→ What to work on
Scan the records for "this" and copy each line that contains it.

→ Dataset records

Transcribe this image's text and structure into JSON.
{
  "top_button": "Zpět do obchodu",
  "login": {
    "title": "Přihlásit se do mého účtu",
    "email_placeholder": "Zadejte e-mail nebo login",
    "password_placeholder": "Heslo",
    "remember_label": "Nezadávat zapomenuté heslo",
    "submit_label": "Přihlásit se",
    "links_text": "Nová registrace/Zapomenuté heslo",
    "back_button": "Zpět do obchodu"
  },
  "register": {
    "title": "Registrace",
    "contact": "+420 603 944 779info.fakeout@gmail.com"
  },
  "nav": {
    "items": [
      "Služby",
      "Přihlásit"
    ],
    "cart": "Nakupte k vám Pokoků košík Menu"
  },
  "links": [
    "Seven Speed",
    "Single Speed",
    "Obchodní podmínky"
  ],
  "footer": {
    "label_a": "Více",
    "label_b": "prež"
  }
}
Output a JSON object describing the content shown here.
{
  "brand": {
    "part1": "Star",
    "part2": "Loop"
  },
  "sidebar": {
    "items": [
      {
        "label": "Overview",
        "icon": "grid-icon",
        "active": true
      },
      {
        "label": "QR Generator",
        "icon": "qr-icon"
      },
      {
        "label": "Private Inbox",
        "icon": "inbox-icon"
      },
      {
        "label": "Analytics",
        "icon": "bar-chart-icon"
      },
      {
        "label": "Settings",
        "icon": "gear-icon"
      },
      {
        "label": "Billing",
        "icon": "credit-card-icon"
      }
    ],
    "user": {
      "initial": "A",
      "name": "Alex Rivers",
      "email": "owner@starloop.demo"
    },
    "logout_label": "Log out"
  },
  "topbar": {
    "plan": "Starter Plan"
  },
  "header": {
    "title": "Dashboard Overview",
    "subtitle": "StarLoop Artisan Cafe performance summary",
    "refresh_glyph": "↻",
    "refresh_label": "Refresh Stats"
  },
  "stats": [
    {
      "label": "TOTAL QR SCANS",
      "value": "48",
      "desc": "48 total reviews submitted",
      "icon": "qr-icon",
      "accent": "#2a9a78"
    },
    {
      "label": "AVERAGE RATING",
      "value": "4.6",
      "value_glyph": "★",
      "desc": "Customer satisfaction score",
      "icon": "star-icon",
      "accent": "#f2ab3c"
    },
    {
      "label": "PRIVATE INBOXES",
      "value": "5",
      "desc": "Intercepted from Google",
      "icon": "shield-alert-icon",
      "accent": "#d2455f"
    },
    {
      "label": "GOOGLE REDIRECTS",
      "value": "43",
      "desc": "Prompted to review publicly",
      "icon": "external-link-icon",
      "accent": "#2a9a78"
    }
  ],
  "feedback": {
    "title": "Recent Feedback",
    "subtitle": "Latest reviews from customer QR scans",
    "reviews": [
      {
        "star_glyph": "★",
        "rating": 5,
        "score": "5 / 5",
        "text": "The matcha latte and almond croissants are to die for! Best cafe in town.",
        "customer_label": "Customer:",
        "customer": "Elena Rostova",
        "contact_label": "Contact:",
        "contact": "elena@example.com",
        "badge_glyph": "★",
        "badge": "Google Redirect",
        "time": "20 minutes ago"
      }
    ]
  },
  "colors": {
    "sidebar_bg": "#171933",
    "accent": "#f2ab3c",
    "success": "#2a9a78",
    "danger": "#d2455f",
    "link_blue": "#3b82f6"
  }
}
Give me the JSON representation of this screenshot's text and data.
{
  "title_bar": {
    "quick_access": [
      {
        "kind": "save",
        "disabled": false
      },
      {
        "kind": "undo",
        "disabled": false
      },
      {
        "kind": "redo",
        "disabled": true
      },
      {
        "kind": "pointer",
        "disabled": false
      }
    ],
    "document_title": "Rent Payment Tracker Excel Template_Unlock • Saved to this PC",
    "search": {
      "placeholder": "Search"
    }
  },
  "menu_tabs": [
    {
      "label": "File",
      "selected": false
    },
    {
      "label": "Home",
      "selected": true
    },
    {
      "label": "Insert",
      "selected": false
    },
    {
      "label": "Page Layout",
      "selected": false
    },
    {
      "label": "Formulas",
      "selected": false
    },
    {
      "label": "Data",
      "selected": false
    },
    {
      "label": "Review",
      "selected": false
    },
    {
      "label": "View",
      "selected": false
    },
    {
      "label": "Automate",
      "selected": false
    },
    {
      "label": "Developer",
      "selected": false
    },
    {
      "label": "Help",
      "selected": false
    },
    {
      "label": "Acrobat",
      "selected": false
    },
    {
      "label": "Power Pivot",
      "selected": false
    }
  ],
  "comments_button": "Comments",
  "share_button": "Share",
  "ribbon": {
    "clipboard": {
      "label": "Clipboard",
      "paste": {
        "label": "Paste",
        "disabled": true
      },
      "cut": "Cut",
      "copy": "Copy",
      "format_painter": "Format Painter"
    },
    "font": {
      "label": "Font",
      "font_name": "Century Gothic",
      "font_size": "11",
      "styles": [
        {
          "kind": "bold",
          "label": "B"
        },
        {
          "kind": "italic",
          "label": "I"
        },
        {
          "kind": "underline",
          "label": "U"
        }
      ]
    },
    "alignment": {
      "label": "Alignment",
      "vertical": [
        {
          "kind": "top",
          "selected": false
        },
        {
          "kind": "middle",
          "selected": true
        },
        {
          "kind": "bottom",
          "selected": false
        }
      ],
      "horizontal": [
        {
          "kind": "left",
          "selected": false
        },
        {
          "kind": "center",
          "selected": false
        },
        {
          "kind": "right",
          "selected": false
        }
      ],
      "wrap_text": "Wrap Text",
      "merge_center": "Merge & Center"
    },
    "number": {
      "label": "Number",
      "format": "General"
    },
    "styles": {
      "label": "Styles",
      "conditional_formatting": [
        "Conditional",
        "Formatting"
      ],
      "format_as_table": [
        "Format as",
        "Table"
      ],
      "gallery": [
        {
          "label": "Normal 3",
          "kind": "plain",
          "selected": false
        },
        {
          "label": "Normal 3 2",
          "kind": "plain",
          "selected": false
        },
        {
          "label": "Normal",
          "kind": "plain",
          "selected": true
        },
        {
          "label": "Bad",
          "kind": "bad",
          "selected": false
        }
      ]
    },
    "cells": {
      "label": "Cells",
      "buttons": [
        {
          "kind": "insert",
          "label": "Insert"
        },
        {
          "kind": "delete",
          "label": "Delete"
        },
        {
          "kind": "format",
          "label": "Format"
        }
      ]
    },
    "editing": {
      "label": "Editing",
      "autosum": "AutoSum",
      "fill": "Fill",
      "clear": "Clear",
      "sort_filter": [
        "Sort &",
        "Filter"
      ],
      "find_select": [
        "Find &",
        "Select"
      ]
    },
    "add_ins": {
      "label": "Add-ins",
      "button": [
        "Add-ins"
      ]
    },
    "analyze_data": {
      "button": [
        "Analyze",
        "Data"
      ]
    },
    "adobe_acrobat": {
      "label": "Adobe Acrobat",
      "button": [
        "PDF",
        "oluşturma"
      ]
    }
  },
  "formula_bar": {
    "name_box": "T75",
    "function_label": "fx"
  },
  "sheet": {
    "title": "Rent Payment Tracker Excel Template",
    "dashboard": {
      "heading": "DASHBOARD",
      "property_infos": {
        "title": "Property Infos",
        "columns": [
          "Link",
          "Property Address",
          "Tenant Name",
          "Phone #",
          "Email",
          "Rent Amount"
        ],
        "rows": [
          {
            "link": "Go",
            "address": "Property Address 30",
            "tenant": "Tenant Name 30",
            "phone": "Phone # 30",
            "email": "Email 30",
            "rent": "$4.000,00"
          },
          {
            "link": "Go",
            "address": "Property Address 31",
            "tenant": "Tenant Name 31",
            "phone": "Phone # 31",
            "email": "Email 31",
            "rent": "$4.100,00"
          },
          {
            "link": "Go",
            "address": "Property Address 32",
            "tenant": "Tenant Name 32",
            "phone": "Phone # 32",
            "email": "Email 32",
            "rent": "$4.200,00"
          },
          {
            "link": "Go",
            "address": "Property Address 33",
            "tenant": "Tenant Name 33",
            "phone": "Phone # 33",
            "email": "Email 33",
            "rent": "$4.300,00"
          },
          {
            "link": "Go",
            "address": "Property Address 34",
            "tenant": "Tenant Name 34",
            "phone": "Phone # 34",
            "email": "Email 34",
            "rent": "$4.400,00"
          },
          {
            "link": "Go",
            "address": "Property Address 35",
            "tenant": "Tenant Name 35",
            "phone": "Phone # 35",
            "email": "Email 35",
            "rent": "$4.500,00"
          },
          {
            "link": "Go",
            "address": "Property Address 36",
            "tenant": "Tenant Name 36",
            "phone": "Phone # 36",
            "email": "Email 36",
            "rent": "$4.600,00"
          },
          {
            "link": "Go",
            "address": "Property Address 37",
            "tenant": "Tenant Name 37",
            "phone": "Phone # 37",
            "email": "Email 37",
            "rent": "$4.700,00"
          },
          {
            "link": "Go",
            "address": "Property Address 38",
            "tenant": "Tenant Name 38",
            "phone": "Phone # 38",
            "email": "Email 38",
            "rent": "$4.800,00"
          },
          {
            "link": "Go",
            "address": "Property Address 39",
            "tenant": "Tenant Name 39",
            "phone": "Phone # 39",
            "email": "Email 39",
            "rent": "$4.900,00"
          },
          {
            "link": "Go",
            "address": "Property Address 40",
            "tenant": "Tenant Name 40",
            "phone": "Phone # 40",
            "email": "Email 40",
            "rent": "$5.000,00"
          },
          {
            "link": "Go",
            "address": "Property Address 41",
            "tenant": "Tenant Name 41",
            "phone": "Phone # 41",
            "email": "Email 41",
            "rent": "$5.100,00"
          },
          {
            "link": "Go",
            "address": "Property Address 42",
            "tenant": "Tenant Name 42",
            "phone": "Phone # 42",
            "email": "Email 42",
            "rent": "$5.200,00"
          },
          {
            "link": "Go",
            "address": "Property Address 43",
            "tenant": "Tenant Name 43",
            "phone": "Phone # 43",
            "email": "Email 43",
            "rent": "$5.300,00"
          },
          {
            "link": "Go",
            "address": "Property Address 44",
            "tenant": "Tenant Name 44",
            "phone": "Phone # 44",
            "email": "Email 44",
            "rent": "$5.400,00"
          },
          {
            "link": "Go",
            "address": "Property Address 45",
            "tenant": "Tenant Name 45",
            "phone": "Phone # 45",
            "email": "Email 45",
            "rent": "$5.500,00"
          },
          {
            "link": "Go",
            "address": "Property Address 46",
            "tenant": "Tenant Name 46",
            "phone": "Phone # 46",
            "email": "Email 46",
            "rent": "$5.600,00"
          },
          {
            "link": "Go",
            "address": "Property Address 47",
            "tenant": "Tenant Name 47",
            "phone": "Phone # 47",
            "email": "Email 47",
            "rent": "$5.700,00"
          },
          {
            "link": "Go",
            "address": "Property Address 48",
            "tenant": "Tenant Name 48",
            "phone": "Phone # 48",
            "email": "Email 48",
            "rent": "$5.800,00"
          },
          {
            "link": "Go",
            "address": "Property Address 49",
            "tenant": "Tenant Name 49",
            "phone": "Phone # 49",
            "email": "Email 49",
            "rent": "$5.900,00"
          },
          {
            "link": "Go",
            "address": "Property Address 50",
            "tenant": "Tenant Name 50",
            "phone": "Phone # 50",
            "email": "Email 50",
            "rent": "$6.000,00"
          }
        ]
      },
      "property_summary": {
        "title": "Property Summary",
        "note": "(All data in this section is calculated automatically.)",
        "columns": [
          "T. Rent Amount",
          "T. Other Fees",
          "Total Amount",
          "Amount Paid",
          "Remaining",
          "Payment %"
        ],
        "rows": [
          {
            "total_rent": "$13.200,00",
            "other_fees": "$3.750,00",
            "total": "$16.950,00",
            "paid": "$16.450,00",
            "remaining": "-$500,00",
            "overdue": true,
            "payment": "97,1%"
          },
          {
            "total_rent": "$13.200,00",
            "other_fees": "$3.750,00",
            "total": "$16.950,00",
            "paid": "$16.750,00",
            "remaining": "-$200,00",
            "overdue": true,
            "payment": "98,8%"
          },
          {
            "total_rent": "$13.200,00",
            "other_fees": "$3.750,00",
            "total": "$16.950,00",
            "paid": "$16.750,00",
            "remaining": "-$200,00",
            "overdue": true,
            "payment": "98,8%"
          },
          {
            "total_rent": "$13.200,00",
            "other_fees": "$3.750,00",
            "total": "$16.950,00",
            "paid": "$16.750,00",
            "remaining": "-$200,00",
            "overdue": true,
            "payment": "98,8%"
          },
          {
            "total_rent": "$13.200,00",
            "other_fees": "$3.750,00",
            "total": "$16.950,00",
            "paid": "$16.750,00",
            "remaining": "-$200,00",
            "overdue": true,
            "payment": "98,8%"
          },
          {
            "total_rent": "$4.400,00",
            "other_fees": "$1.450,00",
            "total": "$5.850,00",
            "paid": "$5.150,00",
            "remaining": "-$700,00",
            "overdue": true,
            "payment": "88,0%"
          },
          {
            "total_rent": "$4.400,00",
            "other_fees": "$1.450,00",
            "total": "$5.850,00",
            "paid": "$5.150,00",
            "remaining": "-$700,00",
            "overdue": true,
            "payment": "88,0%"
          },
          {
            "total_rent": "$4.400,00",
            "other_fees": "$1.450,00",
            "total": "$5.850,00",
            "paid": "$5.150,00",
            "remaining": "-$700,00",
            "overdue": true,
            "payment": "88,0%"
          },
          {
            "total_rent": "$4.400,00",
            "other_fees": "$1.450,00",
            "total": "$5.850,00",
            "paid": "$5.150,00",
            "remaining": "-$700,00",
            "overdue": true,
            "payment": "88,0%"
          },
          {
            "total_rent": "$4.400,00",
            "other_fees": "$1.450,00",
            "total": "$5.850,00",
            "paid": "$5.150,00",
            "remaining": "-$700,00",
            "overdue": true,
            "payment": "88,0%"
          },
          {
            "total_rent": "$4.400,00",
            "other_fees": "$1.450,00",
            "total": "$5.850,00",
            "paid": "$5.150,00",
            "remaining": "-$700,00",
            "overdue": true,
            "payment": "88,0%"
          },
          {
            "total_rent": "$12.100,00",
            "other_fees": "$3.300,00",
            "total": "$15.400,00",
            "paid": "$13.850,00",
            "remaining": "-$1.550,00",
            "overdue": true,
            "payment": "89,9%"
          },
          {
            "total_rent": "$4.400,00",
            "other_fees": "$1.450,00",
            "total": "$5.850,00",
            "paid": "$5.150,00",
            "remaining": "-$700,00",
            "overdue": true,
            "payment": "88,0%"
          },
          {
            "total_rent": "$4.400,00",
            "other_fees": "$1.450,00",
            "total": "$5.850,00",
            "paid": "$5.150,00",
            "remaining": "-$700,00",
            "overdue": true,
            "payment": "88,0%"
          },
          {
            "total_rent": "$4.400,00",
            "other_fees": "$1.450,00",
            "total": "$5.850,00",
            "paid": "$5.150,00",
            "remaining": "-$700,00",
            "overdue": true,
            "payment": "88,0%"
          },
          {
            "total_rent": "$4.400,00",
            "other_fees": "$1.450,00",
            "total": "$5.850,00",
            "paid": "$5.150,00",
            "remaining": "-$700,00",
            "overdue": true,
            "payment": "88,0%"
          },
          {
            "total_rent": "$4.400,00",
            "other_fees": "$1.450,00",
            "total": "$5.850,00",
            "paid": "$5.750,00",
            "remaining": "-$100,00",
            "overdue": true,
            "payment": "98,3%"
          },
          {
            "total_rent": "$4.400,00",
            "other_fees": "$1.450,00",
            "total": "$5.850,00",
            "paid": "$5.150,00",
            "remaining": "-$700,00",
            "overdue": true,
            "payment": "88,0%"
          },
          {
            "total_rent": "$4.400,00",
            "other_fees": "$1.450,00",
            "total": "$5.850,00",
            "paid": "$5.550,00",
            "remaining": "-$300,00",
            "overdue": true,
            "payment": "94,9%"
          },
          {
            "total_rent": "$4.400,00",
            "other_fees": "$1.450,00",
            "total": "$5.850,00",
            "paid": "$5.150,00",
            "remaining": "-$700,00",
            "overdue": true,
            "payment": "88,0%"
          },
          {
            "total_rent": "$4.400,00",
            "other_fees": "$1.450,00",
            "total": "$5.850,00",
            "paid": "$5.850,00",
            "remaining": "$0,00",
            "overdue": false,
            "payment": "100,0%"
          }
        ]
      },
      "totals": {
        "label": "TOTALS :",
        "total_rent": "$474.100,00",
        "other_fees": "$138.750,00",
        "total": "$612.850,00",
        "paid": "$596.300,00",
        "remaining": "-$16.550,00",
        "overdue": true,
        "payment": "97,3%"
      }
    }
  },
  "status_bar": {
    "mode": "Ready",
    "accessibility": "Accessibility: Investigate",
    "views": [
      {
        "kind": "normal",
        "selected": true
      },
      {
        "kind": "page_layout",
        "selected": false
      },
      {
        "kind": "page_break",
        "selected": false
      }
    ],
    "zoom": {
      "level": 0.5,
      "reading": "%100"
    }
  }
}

→ Written response
Transcribe this image's text and structure into JSON.
Give me the JSON representation of this screenshot's text and data.
    "document_title": "Rent Payment Tracker Excel Template_Unlock • Saved to this PC",
        "note": "(All data in this section is calculated automatically.)",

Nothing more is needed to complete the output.